To maximize oxytocin, which has a short half life of just three minutes, Dr. Zak recommends a minimum of eight hugs a day, a quota that I imagine would be difficult for many people to reach. At least one person in San Francisco works as a “cuddle therapist” offering comforting touch “in a safe, non-sexual environment.” Is cuddle therapy an idea whose time has come? Based on my observations, a lot of people do need and long for more touch than they get. Some people bemoan the influence of the internet on relationships, blaming the common sense of social disconnection on our ubiquitous electronic devices. Interestingly enough, some of Dr. Zak’s research has shown that like physical, face to face interaction, virtual social interaction on Facebook and Twitter also creates a rise in oxytocin. This provides, as a reporter for The Guardian observed, “a powerful retort to the argument that social media is killing real human interaction: in hormonal terms, it appears, the body processes it as an entirely real kind of interaction.” Either way, on the internet or in person where physical contact is possible, it’s important for our health and relaxation to reach out and connect with someone. This promotes well-being not just for individuals, but also for society as a whole.

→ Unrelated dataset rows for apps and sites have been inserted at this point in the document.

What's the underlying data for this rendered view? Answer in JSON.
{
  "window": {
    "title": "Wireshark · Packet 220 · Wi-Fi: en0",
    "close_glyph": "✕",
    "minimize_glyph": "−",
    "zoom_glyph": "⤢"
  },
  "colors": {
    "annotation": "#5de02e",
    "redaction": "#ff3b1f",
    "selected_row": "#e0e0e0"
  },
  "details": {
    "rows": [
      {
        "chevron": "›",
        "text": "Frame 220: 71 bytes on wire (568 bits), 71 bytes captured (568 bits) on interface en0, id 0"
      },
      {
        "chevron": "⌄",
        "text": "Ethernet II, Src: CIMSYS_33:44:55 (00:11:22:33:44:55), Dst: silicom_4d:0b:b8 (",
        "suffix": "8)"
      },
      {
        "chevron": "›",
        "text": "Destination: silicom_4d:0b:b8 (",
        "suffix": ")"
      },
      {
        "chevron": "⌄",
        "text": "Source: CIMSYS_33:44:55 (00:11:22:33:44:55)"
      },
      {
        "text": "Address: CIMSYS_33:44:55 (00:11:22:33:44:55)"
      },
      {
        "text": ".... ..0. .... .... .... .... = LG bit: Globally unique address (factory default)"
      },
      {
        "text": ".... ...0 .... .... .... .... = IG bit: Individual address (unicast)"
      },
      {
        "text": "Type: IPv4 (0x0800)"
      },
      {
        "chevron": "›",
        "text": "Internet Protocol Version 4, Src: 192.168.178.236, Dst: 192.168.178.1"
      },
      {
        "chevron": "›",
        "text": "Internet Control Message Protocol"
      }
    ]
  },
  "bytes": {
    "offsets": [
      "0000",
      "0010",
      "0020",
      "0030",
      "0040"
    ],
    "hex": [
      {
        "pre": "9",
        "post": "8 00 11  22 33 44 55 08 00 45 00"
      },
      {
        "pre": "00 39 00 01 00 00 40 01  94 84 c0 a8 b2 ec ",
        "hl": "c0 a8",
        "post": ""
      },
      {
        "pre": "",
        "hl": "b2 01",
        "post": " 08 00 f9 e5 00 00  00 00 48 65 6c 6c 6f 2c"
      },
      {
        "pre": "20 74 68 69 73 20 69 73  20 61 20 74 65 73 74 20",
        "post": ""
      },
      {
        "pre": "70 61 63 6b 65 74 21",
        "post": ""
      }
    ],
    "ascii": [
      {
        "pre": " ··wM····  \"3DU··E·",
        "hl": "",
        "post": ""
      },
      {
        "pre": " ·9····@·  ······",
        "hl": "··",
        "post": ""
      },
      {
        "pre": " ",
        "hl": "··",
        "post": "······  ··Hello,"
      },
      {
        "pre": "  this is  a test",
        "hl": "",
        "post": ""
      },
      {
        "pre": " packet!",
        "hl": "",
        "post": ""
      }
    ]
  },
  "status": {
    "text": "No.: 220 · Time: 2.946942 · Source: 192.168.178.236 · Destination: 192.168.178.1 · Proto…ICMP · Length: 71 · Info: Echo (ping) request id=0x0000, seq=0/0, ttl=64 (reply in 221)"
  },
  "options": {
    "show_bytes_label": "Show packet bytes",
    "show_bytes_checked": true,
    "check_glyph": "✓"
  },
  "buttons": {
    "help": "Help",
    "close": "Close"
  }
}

The Judeo-Christian Scriptures say that the first thing God called “not good” was for Adam to be alone (Genesis 2:18). To remedy this bad situation, God created a partner for Adam. She was also created in God’s image, like Adam, and designed to correspond to him in a way that no other creature God had made was capable of doing. Pets are wonderful, and cuddling with a cat or dog does cause a release in oxytocin, but nothing can compare to interaction with another human being. The Hebrew words used to describe what Eve was to Adam are usually translated as “helper” giving some the impression that she is not his equal. However, that misses the beauty of the image the words are meant to convey. The words are “ezer kenegdo” which means “corresponding strong help.” The word ezer is most often used elsewhere in the Bible to refer to God as a strong rescuer. Eve was created to be Adam’s strong helper to rescue him from the plight of aloneness! From our earliest origins as human beings, we have needed each other. Adam knew it in his bones, and our bodies know it, too.